▶ [EXERCISE]: Look for the word "views" in the entries and copy each line where it appears.

[RECORDS FOR THIS TASK]

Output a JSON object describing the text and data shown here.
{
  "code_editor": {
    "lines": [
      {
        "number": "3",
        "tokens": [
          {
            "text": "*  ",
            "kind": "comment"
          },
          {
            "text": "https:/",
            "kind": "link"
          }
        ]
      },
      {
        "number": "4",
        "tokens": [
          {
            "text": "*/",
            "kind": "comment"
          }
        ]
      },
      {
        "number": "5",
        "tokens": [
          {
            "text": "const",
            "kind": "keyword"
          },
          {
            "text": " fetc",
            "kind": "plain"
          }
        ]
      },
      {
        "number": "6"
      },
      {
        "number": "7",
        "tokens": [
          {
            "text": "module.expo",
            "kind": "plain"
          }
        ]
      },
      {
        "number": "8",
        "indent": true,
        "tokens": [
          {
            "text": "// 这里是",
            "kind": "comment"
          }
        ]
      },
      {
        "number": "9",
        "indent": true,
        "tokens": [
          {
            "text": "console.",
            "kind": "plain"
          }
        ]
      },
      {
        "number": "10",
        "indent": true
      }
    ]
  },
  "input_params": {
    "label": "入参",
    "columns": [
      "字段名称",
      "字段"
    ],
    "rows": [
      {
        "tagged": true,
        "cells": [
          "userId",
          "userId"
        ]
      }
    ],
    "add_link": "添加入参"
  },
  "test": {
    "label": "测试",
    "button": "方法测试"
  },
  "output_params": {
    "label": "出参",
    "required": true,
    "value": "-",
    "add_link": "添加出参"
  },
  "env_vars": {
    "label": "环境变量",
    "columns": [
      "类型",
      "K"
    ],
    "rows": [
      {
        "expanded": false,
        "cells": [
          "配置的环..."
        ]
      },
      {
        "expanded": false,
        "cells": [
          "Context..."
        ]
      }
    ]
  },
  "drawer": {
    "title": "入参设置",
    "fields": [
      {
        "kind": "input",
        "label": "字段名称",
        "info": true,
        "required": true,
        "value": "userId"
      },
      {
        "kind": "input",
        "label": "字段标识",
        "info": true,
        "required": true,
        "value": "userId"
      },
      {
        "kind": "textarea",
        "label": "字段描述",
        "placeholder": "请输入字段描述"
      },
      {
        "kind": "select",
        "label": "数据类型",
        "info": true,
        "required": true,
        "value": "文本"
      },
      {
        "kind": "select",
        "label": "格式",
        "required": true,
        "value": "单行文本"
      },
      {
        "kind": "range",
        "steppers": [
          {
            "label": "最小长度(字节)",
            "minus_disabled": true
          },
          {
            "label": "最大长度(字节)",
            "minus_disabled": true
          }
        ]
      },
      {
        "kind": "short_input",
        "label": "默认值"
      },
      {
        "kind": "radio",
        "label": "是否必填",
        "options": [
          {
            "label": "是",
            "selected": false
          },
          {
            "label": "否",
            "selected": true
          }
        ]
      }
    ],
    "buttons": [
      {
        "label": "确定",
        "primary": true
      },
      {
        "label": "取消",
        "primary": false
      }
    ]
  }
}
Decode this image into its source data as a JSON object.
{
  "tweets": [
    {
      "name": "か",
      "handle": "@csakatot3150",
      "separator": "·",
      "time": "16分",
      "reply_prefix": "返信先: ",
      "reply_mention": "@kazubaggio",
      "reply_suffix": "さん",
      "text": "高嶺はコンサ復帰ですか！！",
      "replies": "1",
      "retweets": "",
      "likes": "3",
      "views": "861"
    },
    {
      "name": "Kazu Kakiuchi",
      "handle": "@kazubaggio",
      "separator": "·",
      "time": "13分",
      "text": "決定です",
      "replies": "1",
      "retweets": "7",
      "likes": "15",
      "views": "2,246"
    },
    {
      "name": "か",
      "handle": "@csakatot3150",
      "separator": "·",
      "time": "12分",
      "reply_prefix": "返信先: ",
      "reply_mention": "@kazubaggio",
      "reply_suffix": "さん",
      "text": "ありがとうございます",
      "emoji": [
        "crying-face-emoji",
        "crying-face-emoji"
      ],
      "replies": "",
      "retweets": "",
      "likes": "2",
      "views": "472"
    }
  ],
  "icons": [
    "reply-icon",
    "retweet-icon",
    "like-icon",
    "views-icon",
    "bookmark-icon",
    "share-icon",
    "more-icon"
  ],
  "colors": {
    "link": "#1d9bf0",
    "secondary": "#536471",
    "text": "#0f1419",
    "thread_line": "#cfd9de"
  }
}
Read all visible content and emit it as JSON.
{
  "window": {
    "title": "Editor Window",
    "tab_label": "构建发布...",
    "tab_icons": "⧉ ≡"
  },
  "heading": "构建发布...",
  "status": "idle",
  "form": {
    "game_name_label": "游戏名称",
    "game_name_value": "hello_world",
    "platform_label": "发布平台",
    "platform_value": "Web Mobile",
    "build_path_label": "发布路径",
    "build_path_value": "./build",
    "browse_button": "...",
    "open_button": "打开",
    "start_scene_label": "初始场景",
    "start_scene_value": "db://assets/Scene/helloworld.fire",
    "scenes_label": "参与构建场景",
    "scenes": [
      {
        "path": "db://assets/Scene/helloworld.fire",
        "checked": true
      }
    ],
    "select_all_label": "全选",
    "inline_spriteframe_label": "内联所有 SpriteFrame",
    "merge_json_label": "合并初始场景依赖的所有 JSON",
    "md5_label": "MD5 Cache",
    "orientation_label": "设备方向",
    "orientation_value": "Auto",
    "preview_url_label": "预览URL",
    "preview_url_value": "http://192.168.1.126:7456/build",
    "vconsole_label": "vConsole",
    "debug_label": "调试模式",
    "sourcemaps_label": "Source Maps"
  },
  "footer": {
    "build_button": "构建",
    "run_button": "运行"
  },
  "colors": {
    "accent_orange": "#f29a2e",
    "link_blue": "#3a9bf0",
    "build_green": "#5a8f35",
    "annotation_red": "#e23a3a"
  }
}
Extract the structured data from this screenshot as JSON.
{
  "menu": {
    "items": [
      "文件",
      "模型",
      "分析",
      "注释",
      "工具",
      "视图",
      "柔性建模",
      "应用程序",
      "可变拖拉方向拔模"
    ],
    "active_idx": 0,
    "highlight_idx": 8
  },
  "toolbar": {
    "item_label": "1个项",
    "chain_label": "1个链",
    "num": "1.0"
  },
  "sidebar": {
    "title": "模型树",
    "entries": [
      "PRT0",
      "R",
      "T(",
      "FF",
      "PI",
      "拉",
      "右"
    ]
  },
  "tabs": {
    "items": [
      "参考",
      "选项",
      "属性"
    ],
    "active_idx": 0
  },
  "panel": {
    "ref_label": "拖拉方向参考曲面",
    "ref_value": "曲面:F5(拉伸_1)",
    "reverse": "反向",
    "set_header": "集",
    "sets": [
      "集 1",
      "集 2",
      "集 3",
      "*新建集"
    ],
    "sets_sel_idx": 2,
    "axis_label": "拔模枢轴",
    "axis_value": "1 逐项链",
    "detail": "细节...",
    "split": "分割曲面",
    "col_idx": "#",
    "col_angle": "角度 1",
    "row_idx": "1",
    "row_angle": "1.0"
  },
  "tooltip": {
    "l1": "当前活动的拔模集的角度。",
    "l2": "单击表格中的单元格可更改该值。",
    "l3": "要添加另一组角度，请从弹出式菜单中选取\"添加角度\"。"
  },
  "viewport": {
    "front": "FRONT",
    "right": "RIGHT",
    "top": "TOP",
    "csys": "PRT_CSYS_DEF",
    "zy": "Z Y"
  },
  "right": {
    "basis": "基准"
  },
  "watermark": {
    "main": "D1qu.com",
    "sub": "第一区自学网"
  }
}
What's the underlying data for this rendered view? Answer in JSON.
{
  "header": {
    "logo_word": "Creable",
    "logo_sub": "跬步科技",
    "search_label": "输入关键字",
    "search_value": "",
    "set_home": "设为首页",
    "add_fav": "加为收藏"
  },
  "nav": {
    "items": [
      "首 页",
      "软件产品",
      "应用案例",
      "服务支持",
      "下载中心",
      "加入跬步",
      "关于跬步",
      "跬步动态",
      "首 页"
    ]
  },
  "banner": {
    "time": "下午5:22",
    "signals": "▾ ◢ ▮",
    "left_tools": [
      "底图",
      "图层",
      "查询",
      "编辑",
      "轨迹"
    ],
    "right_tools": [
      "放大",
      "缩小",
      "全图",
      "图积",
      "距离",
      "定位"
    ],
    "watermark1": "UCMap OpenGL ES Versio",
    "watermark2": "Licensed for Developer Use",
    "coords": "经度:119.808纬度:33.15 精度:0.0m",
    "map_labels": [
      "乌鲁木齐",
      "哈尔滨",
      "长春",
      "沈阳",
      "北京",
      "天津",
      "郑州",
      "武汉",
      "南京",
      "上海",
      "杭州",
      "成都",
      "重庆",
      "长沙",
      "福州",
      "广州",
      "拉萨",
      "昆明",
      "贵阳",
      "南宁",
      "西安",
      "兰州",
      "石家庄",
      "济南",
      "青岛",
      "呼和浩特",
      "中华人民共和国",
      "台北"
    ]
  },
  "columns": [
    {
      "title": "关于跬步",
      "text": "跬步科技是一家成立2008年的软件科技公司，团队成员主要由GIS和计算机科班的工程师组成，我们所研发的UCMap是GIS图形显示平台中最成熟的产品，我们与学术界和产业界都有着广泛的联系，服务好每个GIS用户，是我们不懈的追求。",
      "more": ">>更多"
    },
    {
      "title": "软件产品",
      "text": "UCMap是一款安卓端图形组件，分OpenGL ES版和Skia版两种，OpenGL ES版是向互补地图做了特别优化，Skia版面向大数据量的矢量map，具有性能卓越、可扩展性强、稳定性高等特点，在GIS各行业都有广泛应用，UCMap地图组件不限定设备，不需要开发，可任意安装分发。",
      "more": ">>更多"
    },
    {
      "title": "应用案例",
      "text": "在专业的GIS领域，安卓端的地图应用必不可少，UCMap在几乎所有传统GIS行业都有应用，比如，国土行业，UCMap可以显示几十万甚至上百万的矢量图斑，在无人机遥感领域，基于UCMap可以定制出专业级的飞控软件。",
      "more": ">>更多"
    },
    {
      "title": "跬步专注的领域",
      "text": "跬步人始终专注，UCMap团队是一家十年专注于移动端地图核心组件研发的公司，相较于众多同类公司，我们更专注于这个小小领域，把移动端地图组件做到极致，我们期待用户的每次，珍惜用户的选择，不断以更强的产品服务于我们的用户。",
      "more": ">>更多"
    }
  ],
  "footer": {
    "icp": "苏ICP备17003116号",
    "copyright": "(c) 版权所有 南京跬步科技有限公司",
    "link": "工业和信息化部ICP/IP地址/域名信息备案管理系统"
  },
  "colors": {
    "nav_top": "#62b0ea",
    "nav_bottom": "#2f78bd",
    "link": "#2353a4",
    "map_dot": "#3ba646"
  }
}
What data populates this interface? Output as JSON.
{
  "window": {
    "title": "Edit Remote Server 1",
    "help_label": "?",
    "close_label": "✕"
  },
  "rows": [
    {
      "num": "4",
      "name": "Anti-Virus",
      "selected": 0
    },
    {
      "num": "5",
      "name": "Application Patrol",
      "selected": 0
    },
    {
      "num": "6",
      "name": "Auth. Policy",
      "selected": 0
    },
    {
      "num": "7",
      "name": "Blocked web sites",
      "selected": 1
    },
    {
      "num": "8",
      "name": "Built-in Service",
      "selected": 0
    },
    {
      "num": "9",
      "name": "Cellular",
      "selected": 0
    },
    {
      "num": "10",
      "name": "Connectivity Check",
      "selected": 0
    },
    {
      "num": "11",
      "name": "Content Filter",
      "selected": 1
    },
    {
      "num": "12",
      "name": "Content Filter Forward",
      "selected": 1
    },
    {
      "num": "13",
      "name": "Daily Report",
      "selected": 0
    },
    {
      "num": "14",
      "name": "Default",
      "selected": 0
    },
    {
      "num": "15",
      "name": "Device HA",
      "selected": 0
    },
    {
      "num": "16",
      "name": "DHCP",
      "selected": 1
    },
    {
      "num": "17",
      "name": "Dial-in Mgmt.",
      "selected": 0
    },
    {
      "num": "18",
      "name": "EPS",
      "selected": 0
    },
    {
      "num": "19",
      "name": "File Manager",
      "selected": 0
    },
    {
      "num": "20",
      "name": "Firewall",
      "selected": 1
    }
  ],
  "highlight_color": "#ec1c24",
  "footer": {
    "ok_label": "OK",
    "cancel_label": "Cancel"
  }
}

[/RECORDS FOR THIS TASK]

▶ [OUTPUT FOR THIS EXERCISE]:
      "views": "861"
      "views": "2,246"
      "views": "472"
    "views-icon",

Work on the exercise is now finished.